Judge Throws Out Female Genital Mutilation Case, Says Federal Gov't Doesn't Have Authority To Ban Practice

A Michigan judge has thrown out a case against two Michigan doctors and six other individuals, including some mothers, who conspired to subject young women to female genital mutilation, the Detroit Free Press is reporting.

US District Judge Bernard Friedman, while admitting that the controversial practice is "despicable," ruled that the 22-year-old federal law that prohibits the practice is not within the purview of Congress, saying instead that it's a matter for the states to enforce.

"Congress overstepped its bounds by legislating to prohibit FGM... FGM is a 'local criminal activity' which, in keeping with longstanding tradition and our federal system of government, is for the states to regulate, not Congress."
What Is Female Genital Mutilation?

Often referred to by its initials, FGM, or colloquially (and erroneously) referred to as "female circumcision," is a process in which the external female genitalia (usually the clitoris) is removed for non-medical reasons, according to the World Health Organization.

The practice is widely decried by human rights organizations and health organizations, both of which say that the procedure violates the rights of women and girls, and serves no medical purpose. Many girls are subject to the procedure in infancy, and in many cases it's performed on girls well into their teens, or even on adult women.

Additionally, the procedure, often performed under less-than-sterile conditions, can cause bleeding and other complications.

What Is The Reason For It, Then?

The reasons are largely cultural, according to the World Health Organization.

"FGM is often considered a necessary part of raising a girl, and a way to prepare her for adulthood and marriage. FGM is often motivated by beliefs about what is considered acceptable sexual behaviour. It aims to ensure premarital virginity and marital fidelity. FGM is in many communities believed to reduce a woman's libido and therefore believed to help her resist extramarital sexual acts."
The Michigan Case

In Michigan, an unidentified number of minor girls, through their attorneys, brought suit against two Michigan doctors and six other people, at least three of whom were mothers of the girls, for subjecting them to the practice.

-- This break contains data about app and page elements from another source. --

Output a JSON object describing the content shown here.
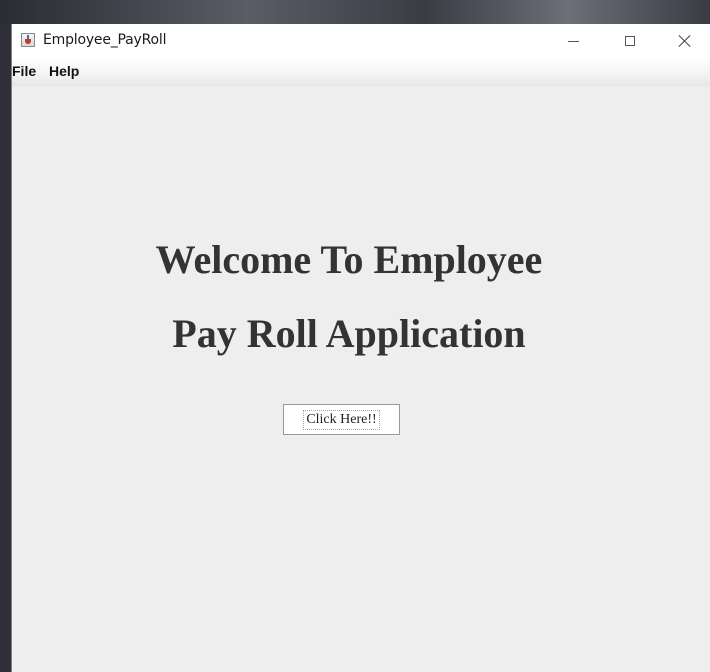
{
  "window": {
    "title": "Employee_PayRoll"
  },
  "menubar": {
    "items": [
      {
        "label": "File"
      },
      {
        "label": "Help"
      }
    ]
  },
  "main": {
    "headline_line1": "Welcome To Employee",
    "headline_line2": "Pay Roll Application",
    "cta_label": "Click Here!!"
  },
  "icons": {
    "app": "java-cup-icon",
    "minimize": "minimize-icon",
    "maximize": "maximize-icon",
    "close": "close-icon"
  },
  "colors": {
    "content_background": "#eeeeee",
    "headline_text": "#333333",
    "titlebar_background": "#ffffff"
  }
}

Specifically, girls from Michigan, Illinois, and Minnesota were brought to a Michigan medical clinic and subjected to the procedure.

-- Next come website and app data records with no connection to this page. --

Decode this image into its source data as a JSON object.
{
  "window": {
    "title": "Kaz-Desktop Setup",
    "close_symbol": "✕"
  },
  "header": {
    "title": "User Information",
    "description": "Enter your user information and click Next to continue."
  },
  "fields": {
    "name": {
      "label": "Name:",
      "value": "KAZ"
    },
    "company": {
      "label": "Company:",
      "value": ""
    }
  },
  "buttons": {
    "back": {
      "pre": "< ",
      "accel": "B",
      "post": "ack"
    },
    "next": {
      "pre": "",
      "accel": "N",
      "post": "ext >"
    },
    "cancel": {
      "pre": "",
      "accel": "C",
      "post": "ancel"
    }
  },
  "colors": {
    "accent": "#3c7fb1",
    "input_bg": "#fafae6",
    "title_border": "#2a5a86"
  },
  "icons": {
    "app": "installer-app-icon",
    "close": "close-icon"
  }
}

Some of the girls screamed, cried, and bled during the procedure. One was given a drug cocktail of Valium ground into liquid Tylenol to keep her calm. Others said their mothers told them they were going into Detroit for a "girls weekend," only to wind up instead at a doctor's office to be genitally mutilated.

The Ruling

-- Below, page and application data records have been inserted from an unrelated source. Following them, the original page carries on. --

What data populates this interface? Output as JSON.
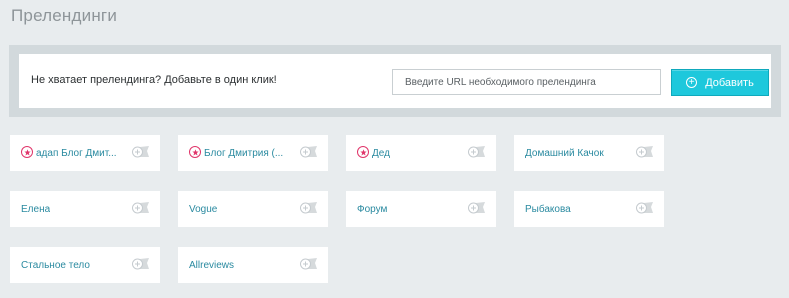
{
  "page": {
    "title": "Прелендинги"
  },
  "add_panel": {
    "label": "Не хватает прелендинга? Добавьте в один клик!",
    "input_placeholder": "Введите URL необходимого прелендинга",
    "input_value": "",
    "button_label": "Добавить",
    "button_icon": "plus-circle-icon"
  },
  "colors": {
    "accent": "#1ec8dc",
    "link": "#2a8aa0",
    "star": "#e0356a",
    "panel": "#d2d9dc",
    "background": "#e8ecee"
  },
  "prelandings": [
    {
      "label": "адап Блог Дмит...",
      "starred": true
    },
    {
      "label": "Блог Дмитрия (...",
      "starred": true
    },
    {
      "label": "Дед",
      "starred": true
    },
    {
      "label": "Домашний Качок",
      "starred": false
    },
    {
      "label": "Елена",
      "starred": false
    },
    {
      "label": "Vogue",
      "starred": false
    },
    {
      "label": "Форум",
      "starred": false
    },
    {
      "label": "Рыбакова",
      "starred": false
    },
    {
      "label": "Стальное тело",
      "starred": false
    },
    {
      "label": "Allreviews",
      "starred": false
    }
  ]
}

Unfortunately for the victims, Friedman said that the Clinton administration law, while written from a good place, "overstepped" the bounds of how Congress could address the practice. He said that FGM is instead a "local crime," and that it's up to the states to prohibit the practice, not the federal government.

In fact, as of this writing only 27 of the 50 states have state-level laws against FGM, Michigan being one of them. Michigan's law is tougher than the federal one. It remains unclear, as of this writing, why Michigan prosecutors chose to adjudicate this particular case according to federal law rather than the state law.